LRD Booklets January 2014

Case law at work - 10th edition

Introduction

Introduction

This is the 10th edition of Case Law at Work, the LRD’s key source of information on recent employment law cases. It contains clear summaries and updates of important cases decided by the appeal courts, many of which are not contained in other legal guides. It can be used as a discreet resource and as a companion to LRD’s annual employment law guide Law at Work.

There is a huge amount of employment legislation governing the workplace, from the right to be paid a minimum wage to laws protecting workers from suffering discrimination. While this legislation sets out the basic position it cannot give enough detail to cover all the circumstances in which it may need to be applied.

Courts are therefore called upon to decide how legislation should be interpreted. Their decisions provide a valuable insight into how unfairness at work can most appropriately be challenged and how, in practice, judges find a balance between competing claims.

The LRD’s annual employment law guide, Law at Work, is a comprehensive guide to all key areas of employment law and includes many significant cases. However, it is beyond the scope of Law at Work to provide further details of the cases or to include more than the key decisions. These further details are provided in Case Law at Work.

It is important for union representatives to know how employment legislation has been interpreted by the courts and how the law has been changed by recent judgments. Case Law at Work gives details of recent cases that have been decided by the Employment Appeals Tribunal (EAT), the Court of Appeal (CA), the Supreme Court and the European Court of Justice (ECJ).

The system of legal precedent means that lower courts are bound by the decisions of higher courts. Specifically, employment tribunals must follow decisions that have been made by the EAT, which must follow those of the Court of Appeal. The Supreme Court is the highest domestic court, so the principles decided here will apply to all courts and tribunals beneath it.

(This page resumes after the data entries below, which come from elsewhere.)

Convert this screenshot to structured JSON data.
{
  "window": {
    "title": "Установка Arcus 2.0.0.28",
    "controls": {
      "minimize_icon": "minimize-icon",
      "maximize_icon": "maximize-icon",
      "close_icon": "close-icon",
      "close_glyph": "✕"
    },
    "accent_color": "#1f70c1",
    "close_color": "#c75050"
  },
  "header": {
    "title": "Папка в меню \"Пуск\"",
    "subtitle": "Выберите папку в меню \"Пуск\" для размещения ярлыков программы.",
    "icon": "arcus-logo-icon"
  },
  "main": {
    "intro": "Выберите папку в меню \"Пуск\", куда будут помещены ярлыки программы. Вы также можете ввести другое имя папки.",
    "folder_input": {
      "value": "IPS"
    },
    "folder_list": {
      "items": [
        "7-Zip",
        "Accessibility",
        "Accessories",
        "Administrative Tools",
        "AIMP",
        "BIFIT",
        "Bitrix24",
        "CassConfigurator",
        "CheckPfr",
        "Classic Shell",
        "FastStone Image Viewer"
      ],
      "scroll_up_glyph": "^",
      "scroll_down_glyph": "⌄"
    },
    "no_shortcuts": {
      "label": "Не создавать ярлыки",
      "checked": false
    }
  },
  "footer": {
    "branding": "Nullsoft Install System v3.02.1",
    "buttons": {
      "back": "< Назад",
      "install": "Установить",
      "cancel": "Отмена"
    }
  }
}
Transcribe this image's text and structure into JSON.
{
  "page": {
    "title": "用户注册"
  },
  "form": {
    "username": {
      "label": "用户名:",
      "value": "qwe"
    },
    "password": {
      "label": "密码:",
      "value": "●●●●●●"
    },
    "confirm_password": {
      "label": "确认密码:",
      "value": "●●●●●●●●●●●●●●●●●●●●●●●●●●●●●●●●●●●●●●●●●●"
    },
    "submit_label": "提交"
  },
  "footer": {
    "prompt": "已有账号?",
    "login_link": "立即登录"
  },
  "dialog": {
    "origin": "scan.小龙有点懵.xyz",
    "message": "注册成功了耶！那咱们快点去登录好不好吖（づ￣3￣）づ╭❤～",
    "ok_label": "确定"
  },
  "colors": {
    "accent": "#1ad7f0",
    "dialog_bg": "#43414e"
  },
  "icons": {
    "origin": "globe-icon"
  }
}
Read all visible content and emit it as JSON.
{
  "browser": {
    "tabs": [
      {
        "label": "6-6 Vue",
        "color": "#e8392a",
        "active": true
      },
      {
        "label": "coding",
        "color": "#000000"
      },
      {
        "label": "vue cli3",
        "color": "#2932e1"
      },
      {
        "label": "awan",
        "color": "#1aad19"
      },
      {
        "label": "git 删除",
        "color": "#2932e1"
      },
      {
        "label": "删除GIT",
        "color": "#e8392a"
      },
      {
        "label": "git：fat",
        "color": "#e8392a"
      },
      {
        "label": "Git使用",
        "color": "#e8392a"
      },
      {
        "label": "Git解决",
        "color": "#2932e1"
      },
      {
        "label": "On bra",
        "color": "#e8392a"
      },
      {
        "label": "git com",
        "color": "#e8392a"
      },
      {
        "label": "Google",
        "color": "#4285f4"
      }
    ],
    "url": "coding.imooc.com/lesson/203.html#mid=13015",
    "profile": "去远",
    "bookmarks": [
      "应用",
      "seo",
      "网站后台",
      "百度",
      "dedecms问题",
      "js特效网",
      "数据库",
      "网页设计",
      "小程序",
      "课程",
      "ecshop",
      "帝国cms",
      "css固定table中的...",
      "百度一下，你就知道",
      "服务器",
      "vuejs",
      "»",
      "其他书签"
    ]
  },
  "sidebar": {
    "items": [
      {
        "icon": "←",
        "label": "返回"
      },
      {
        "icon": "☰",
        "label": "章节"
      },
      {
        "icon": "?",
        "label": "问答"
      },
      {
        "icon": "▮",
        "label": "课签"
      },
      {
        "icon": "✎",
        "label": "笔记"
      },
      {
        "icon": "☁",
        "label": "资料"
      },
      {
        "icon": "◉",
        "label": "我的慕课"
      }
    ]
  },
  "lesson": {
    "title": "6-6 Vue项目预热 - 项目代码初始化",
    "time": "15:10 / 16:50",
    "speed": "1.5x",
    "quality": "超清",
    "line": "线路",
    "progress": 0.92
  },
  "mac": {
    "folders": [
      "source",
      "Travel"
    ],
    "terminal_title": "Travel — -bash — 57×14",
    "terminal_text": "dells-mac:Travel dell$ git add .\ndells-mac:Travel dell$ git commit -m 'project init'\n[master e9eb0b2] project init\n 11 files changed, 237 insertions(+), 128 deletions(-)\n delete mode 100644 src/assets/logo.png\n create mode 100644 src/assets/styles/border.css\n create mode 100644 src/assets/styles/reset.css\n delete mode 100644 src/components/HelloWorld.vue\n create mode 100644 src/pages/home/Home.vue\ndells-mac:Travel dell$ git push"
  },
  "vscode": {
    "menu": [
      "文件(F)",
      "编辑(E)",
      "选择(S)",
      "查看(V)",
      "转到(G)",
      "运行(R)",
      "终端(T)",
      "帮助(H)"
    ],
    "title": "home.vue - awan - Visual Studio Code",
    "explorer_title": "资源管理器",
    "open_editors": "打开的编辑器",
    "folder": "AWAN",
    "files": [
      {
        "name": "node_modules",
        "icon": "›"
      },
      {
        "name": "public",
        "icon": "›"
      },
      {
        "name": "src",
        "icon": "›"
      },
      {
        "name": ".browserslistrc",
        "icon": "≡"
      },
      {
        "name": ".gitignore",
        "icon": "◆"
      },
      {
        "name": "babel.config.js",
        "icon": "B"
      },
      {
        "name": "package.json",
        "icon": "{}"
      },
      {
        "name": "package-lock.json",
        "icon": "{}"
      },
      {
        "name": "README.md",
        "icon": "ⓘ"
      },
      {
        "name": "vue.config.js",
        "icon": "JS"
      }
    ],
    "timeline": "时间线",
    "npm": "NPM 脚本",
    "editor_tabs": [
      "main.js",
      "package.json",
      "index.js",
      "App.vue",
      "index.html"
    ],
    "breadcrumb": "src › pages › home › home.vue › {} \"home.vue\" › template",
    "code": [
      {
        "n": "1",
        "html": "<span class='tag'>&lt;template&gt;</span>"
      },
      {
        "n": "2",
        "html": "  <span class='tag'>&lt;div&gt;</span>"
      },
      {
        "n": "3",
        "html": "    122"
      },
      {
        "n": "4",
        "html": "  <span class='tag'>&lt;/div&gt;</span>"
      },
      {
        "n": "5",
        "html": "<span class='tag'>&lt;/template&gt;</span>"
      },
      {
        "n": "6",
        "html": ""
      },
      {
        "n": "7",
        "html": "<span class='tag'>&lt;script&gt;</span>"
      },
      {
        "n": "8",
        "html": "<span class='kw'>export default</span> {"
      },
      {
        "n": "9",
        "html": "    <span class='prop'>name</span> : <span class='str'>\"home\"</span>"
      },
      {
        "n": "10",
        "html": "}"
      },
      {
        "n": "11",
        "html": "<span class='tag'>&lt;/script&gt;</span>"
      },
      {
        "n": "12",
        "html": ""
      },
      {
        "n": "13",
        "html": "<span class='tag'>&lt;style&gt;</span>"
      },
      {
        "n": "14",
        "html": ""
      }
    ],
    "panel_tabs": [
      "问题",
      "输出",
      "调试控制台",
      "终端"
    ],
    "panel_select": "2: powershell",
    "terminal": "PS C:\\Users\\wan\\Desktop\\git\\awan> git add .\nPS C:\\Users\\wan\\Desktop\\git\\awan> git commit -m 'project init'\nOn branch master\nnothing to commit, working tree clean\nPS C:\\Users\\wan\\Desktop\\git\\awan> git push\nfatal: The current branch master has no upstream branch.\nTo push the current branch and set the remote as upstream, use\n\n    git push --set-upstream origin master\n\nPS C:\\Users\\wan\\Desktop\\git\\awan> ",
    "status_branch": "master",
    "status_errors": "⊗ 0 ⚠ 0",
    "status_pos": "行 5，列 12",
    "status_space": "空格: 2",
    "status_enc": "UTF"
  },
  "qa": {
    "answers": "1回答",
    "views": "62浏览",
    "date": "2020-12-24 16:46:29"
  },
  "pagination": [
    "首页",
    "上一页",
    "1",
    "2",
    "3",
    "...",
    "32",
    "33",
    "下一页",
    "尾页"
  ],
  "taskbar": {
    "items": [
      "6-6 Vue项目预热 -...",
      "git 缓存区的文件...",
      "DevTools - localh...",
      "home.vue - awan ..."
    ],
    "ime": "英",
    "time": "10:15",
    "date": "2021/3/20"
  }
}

In Northern Ireland, which at the lower levels has a slightly different tribunal system to the rest of the UK, employment cases are heard by industrial tribunals, which are bound by decisions of the Northern Ireland Court of Appeal. There is no EAT in Northern Ireland but decisions of the EAT in Great Britain will be strongly persuasive in the Northern Ireland tribunal system.

The ECJ deals with the interpretation of European law — all tribunals and courts can refer a case to the ECJ where an issue is unclear.

Decisions made by employment tribunals are not binding on other tribunals. Even so, some particularly significant tribunal decisions have been included in this year’s booklet. While they are not binding, they are persuasive, and knowing about these cases, for example in relation to the calculation of holiday pay, will help reps in their negotiations with employers.

The tribunal or court reference is given at the end of each case. Decisions are published on the web:

EAT cases at: www.bailii.org/uk/cases/UKEAT;

Court of Appeal at: www.bailii.org/ew/cases/EWCA/Civ;

Supreme Court at: www.supremecourt.gov.uk/decided-cases (with decisions of the House of Lords, as the Supreme Court was formerly known, at: www.publications.parliament.uk/pa/ld/ldjudgmt.htm);

ECJ at: http://curia.europa.eu/jcms/jcms/j_6; and

Central Arbitration Committee at: www.cac.gov.uk